“Because most HPCR engines feature tolerances of less than 2 microns, dirt particles that are as small as bacteria can cause pitting and, eventually, injector damage,” says Paul Klick, mobile hydraulics product manager at Donaldson. “People can transmit bacteria with a sneeze or a touch, so you can imagine how a simple fuel transfer in a dirty environment can introduce all sorts of trouble to a diesel supply.”
Fuel, in its final state, leaves the refinery by truck, rail, barge or pipeline. In most cases, there’s a transfer during this stage – and each part of the transportation cycle allows for contamination.
There are specifications in place for the handling and management of diesel fuel, but they were implemented in the 1950s and simply haven’t kept up with the technology requirements in today’s HPCR engines.
Then, there is a transfer when the fuel arrives at the bulk terminal. This is another opportunity for dirt, water and chemistry issues to invade the fuel supply.
Diesel is delivered by truck from the bulk terminal to end-user sites, where it is transferred to on-site storage. That’s one “out” and one “in” transfer – or two more opportunities for dirt ingression.
Once diesel is in “final” storage on site, the fuel can then be transferred to smaller day tanks, mobile fueling trucks or dispensed directly into equipment. The potential for contamination is highest here as every time fuel is moved, contamination ingress is possible.
“Local distributors have federal cleanliness standards that they must meet, and most do,” Klick says. “The problem is that our industry regulatory standards have not kept pace with the requirements of our engines. A fuel-jobber can be doing their due diligence the same way we have always done it, but now the fuel is too dirty for newer engines on the lot.”
Equally problematic, if not more so, are the final fuel tanks themselves.
Bulk fuel tanks are contamination hot spots. Dust can enter through exhaust vents. Every time fuel is pumped in or out of a bulk tank, sediment or other gunk that’s been resting on the bottom can be churned up and can go right into your equipment.
Moisture is diesel’s worst enemy. If water gets into that bulk tank, it can cause rust on the inside of the tank. If enough moisture gets in, bacteria can begin to grow by feeding off the fuel.
Additionally, water makes biodiesel unstable and can cause glycerin fallout, which can clog bulk and onboard filtration. Free water in diesel can cause corrosion, etching or channeling of the injector sealing face, and even blow off injector tips.
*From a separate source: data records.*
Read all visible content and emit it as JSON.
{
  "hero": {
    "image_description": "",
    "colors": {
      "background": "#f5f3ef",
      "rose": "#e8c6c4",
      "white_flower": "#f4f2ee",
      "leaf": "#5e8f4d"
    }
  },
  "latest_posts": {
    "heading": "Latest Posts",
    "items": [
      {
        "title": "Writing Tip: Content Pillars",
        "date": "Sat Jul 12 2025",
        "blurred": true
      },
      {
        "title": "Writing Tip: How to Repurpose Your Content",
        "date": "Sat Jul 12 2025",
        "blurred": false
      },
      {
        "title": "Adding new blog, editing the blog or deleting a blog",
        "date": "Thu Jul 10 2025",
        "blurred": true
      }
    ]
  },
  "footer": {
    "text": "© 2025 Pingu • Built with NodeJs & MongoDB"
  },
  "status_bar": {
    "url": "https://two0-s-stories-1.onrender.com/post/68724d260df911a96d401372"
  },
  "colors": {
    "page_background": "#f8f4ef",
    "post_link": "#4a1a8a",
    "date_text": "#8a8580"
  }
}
Paul Klick, Donaldson Mobile Hydraulics Product Manager
Nothing is foolproof, but effective filtration goes a long way in protecting your engine, according to Klick.
“Today’s advanced filtration media is designed to protect engines beyond current industry standards,” he says. “We obviously recommend high-efficiency onboard filtration, but you can’t overlook proper filtration on every external tank you have, too.”
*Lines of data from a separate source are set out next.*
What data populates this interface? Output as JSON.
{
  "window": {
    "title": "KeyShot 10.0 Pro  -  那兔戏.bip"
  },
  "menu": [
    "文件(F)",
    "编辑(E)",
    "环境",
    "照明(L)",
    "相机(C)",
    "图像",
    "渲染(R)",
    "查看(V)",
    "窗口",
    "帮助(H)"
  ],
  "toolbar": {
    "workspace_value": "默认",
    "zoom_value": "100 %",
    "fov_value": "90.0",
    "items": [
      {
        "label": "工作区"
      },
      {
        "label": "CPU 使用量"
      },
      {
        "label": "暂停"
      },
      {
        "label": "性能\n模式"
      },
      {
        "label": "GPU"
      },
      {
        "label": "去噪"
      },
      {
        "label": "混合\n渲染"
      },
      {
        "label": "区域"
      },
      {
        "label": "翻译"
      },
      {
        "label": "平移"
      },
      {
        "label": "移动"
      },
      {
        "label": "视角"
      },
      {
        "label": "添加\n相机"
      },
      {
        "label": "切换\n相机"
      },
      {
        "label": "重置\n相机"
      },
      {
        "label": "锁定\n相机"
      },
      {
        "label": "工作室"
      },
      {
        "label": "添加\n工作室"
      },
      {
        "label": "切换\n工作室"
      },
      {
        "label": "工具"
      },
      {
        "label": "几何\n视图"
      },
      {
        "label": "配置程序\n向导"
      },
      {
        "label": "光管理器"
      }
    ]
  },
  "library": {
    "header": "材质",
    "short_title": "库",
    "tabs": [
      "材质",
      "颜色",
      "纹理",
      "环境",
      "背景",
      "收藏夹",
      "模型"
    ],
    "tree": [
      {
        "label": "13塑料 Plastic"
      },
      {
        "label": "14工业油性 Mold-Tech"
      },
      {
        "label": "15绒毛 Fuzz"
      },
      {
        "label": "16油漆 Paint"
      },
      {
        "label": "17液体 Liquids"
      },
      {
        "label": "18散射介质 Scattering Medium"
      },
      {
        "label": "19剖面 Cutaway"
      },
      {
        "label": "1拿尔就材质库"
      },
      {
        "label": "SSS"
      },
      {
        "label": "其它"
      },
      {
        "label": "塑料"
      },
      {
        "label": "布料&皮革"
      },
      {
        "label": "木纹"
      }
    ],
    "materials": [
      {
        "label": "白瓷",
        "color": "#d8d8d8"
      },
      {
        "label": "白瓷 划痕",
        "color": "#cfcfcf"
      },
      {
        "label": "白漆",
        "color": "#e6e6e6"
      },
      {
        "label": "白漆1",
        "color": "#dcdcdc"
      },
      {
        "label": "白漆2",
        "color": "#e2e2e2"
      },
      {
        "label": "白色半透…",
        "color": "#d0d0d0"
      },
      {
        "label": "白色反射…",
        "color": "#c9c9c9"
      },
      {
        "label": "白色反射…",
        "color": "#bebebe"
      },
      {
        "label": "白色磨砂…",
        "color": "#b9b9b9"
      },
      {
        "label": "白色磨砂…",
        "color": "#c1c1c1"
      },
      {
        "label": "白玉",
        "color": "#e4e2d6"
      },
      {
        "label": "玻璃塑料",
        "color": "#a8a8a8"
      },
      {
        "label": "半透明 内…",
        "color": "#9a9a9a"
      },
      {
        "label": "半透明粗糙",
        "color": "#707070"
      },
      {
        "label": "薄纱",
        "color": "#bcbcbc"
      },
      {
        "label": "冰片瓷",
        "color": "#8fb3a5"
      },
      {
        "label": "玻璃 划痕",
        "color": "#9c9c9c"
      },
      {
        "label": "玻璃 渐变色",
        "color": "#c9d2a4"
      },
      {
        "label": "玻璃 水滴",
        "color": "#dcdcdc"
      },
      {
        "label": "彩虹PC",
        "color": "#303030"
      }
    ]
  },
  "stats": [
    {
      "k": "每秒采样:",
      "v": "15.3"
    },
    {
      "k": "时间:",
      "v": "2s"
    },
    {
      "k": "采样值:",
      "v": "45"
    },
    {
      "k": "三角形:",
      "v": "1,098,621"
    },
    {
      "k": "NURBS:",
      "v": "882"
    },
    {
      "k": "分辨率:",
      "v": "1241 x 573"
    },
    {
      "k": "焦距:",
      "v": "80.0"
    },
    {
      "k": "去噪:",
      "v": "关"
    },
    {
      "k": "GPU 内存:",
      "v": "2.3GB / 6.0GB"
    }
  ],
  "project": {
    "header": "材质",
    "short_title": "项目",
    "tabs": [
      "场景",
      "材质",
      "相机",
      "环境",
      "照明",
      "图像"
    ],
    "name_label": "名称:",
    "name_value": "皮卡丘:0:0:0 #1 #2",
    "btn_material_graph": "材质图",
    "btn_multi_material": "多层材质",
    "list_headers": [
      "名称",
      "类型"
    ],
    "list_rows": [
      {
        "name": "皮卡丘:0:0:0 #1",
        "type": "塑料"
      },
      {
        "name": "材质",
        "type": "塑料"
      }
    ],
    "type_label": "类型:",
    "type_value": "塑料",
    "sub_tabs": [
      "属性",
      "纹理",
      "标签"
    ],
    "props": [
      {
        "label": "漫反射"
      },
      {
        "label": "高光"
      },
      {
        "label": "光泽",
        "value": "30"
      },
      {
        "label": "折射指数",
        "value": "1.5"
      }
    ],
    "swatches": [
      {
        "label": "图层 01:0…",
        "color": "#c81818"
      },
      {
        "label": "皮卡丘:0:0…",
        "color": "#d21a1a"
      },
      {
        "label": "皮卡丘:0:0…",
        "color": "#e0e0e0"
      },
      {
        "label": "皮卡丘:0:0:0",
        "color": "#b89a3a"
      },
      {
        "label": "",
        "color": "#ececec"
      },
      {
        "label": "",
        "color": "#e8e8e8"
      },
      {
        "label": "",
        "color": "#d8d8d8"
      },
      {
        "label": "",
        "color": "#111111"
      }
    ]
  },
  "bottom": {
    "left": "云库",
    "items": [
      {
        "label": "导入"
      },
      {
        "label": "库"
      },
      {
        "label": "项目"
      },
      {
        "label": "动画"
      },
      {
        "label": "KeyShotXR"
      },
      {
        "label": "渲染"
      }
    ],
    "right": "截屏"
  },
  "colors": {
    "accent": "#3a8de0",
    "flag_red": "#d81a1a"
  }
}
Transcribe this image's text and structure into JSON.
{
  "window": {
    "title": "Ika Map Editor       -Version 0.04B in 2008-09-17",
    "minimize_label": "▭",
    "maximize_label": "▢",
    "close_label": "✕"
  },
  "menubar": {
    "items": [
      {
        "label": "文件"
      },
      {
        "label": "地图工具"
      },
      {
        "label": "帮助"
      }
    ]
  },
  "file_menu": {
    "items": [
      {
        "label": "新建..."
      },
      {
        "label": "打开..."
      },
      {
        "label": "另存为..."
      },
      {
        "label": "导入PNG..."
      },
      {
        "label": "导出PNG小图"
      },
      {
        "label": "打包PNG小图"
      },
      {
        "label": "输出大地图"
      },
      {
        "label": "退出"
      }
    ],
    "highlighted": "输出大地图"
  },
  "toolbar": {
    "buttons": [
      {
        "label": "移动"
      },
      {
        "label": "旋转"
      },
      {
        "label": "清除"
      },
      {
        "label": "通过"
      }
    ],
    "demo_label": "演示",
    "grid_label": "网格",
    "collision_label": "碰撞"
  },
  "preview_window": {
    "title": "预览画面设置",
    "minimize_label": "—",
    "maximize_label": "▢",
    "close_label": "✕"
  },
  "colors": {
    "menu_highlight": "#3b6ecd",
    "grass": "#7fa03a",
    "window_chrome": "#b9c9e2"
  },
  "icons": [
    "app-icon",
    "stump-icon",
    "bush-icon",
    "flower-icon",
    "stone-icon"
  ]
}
Proper filtration includes inlet filtration, breather filtration on the tank’s venting system, and every dispense pump should be outfitted with a good particulate filter and water-absorbing technology.
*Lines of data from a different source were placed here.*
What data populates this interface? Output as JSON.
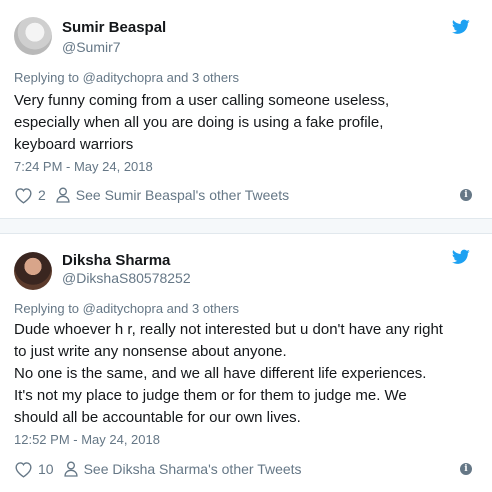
{
  "tweets": [
    {
      "display_name": "Sumir Beaspal",
      "handle": "@Sumir7",
      "reply_prefix": "Replying to ",
      "reply_mention": "@aditychopra",
      "reply_suffix": " and 3 others",
      "text_lines": [
        "Very funny coming from a user calling someone useless,",
        "especially when all you are doing is using a fake profile,",
        "keyboard warriors"
      ],
      "timestamp": "7:24 PM - May 24, 2018",
      "like_count": "2",
      "other_tweets_label": "See Sumir Beaspal's other Tweets"
    },
    {
      "display_name": "Diksha Sharma",
      "handle": "@DikshaS80578252",
      "reply_prefix": "Replying to ",
      "reply_mention": "@aditychopra",
      "reply_suffix": " and 3 others",
      "text_lines": [
        "Dude whoever h r, really not interested but u don't have any right",
        "to just write any nonsense about anyone.",
        "No one is the same, and we all have different life experiences.",
        "It's not my place to judge them or for them to judge me. We",
        "should all be accountable for our own lives."
      ],
      "timestamp": "12:52 PM - May 24, 2018",
      "like_count": "10",
      "other_tweets_label": "See Diksha Sharma's other Tweets"
    }
  ],
  "icons": {
    "brand": "twitter-bird-icon",
    "like": "heart-icon",
    "profile": "person-icon",
    "info": "info-icon"
  },
  "colors": {
    "brand": "#1da1f2",
    "secondary_text": "#657786",
    "primary_text": "#14171a",
    "separator": "#e1e8ed"
  }
}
Whether onboard or off, remember that not all diesel filters are created equal. Some are capable of removing only (literally) rocks while others remove more than 99.9 percent of all contaminants that can harm modern HPCR engines. The bottom line: Use a filter that cleans diesel to the recommended levels the engine requires.